Task item> Each line in the entries that has the word "java" has to be copied.

Material provided>
= Beginning of Section =

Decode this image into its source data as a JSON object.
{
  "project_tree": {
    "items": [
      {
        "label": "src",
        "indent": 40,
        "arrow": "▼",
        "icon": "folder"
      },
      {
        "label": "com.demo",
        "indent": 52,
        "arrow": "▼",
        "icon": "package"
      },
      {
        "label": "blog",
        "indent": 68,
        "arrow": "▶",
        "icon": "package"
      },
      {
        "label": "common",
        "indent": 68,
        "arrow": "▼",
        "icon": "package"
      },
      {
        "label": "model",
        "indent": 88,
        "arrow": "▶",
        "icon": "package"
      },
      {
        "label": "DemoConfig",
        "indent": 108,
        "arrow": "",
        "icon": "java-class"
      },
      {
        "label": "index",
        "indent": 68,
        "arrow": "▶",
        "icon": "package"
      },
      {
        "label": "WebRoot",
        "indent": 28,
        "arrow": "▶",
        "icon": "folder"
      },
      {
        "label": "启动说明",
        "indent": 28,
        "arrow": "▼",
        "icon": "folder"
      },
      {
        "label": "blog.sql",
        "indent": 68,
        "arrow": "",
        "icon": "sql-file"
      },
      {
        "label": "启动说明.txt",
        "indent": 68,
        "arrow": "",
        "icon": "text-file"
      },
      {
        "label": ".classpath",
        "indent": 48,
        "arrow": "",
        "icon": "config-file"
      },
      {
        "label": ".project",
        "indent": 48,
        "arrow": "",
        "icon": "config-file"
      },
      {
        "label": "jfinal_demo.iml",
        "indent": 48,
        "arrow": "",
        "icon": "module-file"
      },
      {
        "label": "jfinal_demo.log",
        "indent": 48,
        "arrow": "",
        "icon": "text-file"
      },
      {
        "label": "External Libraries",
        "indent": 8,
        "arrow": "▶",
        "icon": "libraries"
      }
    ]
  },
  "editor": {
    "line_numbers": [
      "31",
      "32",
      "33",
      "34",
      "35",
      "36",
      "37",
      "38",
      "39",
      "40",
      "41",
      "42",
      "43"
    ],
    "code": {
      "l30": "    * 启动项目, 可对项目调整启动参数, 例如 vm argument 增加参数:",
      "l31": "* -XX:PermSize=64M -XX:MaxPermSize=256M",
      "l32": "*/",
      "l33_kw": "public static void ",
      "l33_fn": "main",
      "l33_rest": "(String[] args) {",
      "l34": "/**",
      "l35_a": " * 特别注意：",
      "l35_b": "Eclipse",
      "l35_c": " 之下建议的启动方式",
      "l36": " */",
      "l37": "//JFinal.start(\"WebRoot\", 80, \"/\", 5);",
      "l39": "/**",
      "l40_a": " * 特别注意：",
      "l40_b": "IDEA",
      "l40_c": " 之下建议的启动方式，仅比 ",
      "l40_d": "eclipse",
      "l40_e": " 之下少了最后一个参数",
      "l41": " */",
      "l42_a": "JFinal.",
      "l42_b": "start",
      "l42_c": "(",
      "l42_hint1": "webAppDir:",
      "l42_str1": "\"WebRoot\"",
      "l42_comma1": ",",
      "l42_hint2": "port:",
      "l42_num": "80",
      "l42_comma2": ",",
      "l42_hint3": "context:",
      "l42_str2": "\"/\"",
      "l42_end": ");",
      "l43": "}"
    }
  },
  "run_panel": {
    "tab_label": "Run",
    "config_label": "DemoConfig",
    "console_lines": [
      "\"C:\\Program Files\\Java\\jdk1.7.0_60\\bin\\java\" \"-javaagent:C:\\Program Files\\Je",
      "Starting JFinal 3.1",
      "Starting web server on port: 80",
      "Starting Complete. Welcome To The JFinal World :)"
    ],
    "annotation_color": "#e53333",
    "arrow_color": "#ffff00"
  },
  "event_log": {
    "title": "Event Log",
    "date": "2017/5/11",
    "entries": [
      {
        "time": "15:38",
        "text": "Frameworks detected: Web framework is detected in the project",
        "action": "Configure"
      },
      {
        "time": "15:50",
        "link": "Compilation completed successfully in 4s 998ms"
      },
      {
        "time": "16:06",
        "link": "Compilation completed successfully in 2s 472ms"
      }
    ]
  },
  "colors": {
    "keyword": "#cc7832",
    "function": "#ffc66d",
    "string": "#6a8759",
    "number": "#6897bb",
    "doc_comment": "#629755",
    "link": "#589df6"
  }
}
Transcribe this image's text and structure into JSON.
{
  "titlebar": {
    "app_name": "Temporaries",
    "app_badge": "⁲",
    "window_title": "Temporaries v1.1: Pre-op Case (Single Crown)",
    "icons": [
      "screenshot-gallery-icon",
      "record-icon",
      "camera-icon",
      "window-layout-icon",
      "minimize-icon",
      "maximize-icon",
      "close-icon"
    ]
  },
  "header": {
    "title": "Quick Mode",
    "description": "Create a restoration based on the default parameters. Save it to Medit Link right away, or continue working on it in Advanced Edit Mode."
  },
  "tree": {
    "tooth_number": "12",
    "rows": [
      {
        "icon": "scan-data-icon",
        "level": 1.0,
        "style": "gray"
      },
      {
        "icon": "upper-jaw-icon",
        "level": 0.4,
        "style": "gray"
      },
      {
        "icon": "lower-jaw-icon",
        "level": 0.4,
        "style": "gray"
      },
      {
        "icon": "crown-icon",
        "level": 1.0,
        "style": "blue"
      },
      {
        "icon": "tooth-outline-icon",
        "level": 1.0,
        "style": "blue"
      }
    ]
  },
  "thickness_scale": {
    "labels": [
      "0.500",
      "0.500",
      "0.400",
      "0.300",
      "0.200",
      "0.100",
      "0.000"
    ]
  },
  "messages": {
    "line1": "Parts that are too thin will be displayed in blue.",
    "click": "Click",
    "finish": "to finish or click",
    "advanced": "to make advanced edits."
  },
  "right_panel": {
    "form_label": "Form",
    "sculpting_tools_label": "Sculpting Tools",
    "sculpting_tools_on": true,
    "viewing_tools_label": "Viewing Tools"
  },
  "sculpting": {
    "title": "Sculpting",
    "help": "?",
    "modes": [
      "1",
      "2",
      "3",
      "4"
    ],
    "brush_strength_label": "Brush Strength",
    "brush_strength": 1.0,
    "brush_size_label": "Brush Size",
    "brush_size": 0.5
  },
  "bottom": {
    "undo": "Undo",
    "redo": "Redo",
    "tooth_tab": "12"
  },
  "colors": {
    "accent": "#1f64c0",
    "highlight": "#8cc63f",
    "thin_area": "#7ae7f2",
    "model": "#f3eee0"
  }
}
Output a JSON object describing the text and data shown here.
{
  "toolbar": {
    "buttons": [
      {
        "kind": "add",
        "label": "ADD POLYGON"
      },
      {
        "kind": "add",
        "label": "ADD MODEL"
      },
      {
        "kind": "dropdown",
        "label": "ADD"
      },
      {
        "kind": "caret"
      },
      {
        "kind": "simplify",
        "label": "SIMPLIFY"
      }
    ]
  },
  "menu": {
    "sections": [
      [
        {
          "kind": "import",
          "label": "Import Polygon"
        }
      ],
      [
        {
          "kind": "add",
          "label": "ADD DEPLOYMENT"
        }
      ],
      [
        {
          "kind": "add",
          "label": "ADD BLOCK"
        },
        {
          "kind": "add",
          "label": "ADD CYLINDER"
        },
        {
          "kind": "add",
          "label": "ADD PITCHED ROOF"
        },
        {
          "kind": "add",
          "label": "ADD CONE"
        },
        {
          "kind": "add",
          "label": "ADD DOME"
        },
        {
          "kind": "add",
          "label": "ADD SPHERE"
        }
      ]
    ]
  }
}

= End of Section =

Problem solution>
        "icon": "java-class"
      "\"C:\\Program Files\\Java\\jdk1.7.0_60\\bin\\java\" \"-javaagent:C:\\Program Files\\Je",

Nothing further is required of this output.